When NOT to Wear the Skogans
As much as I sincerely like these boots, there are plenty of times when I would not wear them. For example, they would be okay for some hunting trips, but there are better suited hunting boots out there.
Here are some activities where the Kodiak Skogans are not your best option:
- Extended backpacking trips with heavy loads
- Cold or snowy winter outings
- Hikes in really wet conditions
- Very steep, rocky, loose terrain
- Serious mountaineering
- Wide feet
- Weddings and formal events 😉
The Skogans are not designed to support a heavy load. That super cushy midsole would likely compress and degrade more quickly under a heavy load. I think the boot would wear out faster because of this.
To support a load and preserve your feet during extended backpacking trips, you want a stiffer midsole as well as heel and toe protection.
No insulation, shallow lugs, and mid-high uppers make the Skogans too cold, slick, and short for snow. Unless you are in a warm climate, these boots are a poor choice for winter.
While I haven’t tested it yet, I suspect the Skogan boots would be disappointing on muddy trails and in wet grass. The lugs aren’t deep enough to manhandle mud. And I’m not convinced the waterproofness would hold up and keep me dry walking through wet grass for a prolonged period of time.
The traction is great in a lot of areas, but not on steep trails with loose dirt and rocks. These boots are not even trying to be for serious mountain climbers.
If you have wide feet the toe box will probably feel too tight.
And your wife or mother will confirm, they don’t pair well with a tux.
Are Kodiak Skogan Mid Hikers Worth the Price?
Retail price on the Kodiak Skogans is $155. This is very comparable to similar hiking boots from other reputable brands as described previously.
When it comes to value, I think the quality, comfort, and utility are worth the price.
Will They Last?
I also like to look at how long they’ll last and my expectations are pretty high here. Only time will tell for the Skogans. However, looking at the build quality, I expect I’ll get several years of use out of them. Especially since I don’t wear them every day.
My main concern is how they will hold up over time, particularly the EVA midsole and the glue between the sole and the leather upper.
After 10 days of use in Iceland the tread has hardly worn at all, but I see some noticeable creases in the midsole and a touch of glue between the sole and the leather.
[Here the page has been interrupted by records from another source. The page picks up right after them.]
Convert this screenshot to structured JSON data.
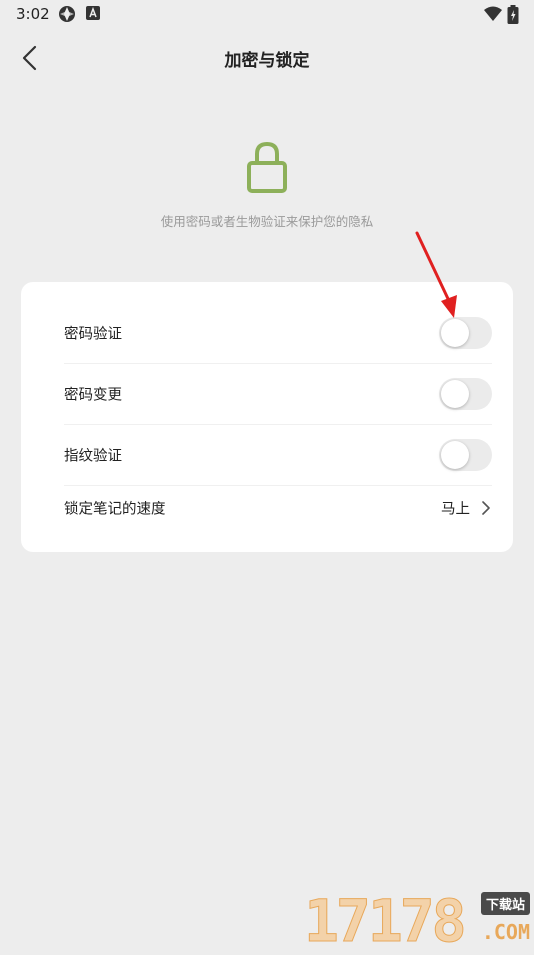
{
  "status_bar": {
    "time": "3:02",
    "icons": [
      "app-notification-icon",
      "font-a-icon",
      "wifi-icon",
      "battery-icon"
    ]
  },
  "header": {
    "title": "加密与锁定"
  },
  "hero": {
    "icon": "lock-icon",
    "icon_color": "#8db05a",
    "subtitle": "使用密码或者生物验证来保护您的隐私"
  },
  "settings": {
    "password_verify": {
      "label": "密码验证",
      "enabled": false
    },
    "password_change": {
      "label": "密码变更",
      "enabled": false
    },
    "fingerprint_verify": {
      "label": "指纹验证",
      "enabled": false
    },
    "lock_speed": {
      "label": "锁定笔记的速度",
      "value": "马上"
    }
  },
  "annotation": {
    "color": "#e02020"
  },
  "watermark": {
    "digits": "17178",
    "badge": "下载站",
    "suffix": ".COM"
  }
}
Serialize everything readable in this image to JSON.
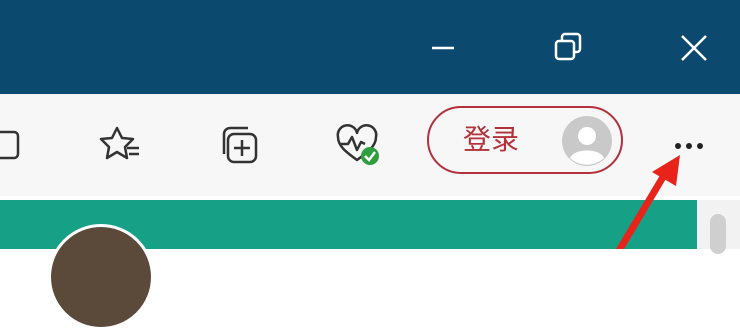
{
  "window": {
    "titlebar_color": "#0b4a6e",
    "controls": [
      {
        "name": "minimize",
        "icon": "minimize-icon"
      },
      {
        "name": "restore",
        "icon": "restore-icon"
      },
      {
        "name": "close",
        "icon": "close-icon"
      }
    ]
  },
  "toolbar": {
    "icons": [
      {
        "name": "tab-actions",
        "icon": "tab-actions-icon"
      },
      {
        "name": "favorites",
        "icon": "favorites-icon"
      },
      {
        "name": "collections",
        "icon": "collections-icon"
      },
      {
        "name": "browser-essentials",
        "icon": "browser-essentials-icon"
      }
    ],
    "signin": {
      "label": "登录",
      "accent_color": "#b2313b",
      "avatar_icon": "avatar-icon"
    },
    "more_icon": "more-icon"
  },
  "page": {
    "banner_color": "#16a085"
  },
  "annotation": {
    "arrow_color": "#e8231a"
  }
}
This is normal, but it makes me wonder if that midsole will compress more rapidly like a running shoe as opposed to lasting years like a boot.
I expect the laces won’t last forever either, but that’s an easy fix.
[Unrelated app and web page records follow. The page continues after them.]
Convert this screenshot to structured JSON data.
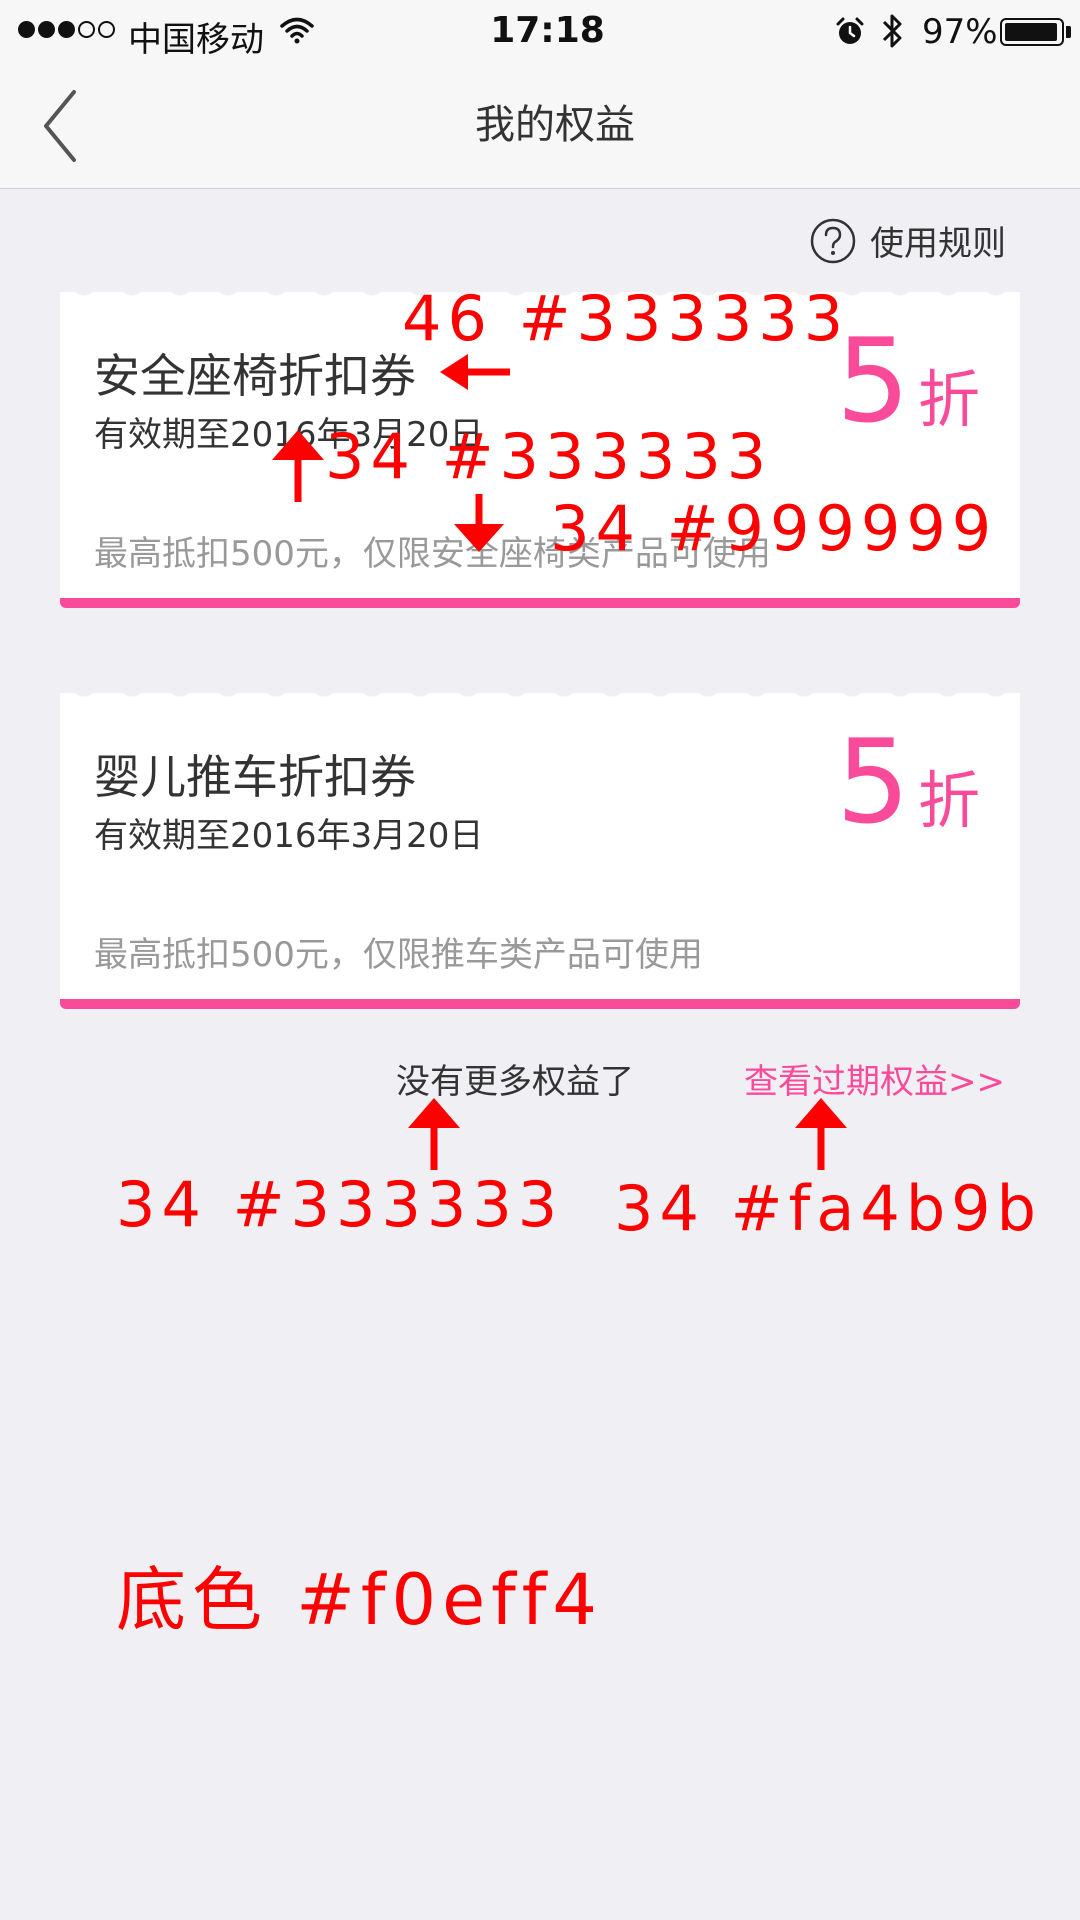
{
  "status_bar": {
    "carrier": "中国移动",
    "time": "17:18",
    "battery": "97%",
    "battery_level": 0.97,
    "icons": [
      "signal-dots-icon",
      "wifi-icon",
      "alarm-icon",
      "bluetooth-icon",
      "battery-icon"
    ]
  },
  "nav": {
    "title": "我的权益",
    "back_icon": "chevron-left-icon"
  },
  "rules": {
    "label": "使用规则",
    "icon": "help-circle-icon"
  },
  "coupons": [
    {
      "name": "安全座椅折扣券",
      "validity": "有效期至2016年3月20日",
      "discount_value": "5",
      "discount_unit": "折",
      "description": "最高抵扣500元，仅限安全座椅类产品可使用"
    },
    {
      "name": "婴儿推车折扣券",
      "validity": "有效期至2016年3月20日",
      "discount_value": "5",
      "discount_unit": "折",
      "description": "最高抵扣500元，仅限推车类产品可使用"
    }
  ],
  "footer": {
    "no_more": "没有更多权益了",
    "view_expired": "查看过期权益>>"
  },
  "annotations": {
    "title_spec": "46 #333333",
    "validity_spec": "34 #333333",
    "desc_spec": "34 #999999",
    "no_more_spec": "34 #333333",
    "expired_spec": "34 #fa4b9b",
    "background_spec": "底色 #f0eff4"
  },
  "colors": {
    "background": "#f0eff4",
    "accent": "#fa4b9b",
    "primary_text": "#333333",
    "secondary_text": "#999999",
    "annotation": "#ff0000"
  }
}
Kodiak Boots Warranty
Kodiak’s warranty looks just okay. “Kodiak products are warranted to be free of defects in material and workmanship for 6 months from date of purchase.” As one would expect, regular wear and tear, abuse, neglect, and more aren’t covered.
You don’t have to register the product to maintain warranty coverage. But you do have to send multiple photos, proof of purchase, and a bunch of other info to them for review before a warranty claim can be pre-approved.
The short time frame and burdensome process favors Kodiak, with several outs. I’d love to see a more progressive warranty policy, like that of Patagonia or REI, that really shows commitment to product quality.
Are the Kodiak Skogan Boots for You?
- Fit and comfort: 5/5
- Waterproofing: 4/5
- Traction: 4/5
- Looks: 5/5
- Competition and class: 5/5
- Value: 5/5
- OVERALL: 4.7/5
While I hadn’t considered this before getting them, I found the Skogans to be exceptional boots to take on a trip. The fact that they are so lightweight, comfortable, and multipurpose made it so I did not need to pack as many pairs of shoes for different activities on our trip to Iceland.
Being a versatile, all around boot has its drawbacks too. You cannot be great at everything for every use. The Skogans’ outsoles feel good on all surfaces and are grippy, but they sacrifice a little traction. They are ultra comfy, but not as supportive as some other hiking boots. These aren’t the best choice if you want a serious backpacking boot for use in rugged terrain.
If after a day of hiking you typically find yourself sleeping in a bed that you didn’t carry on your back, the Skogans would be a great boot for you.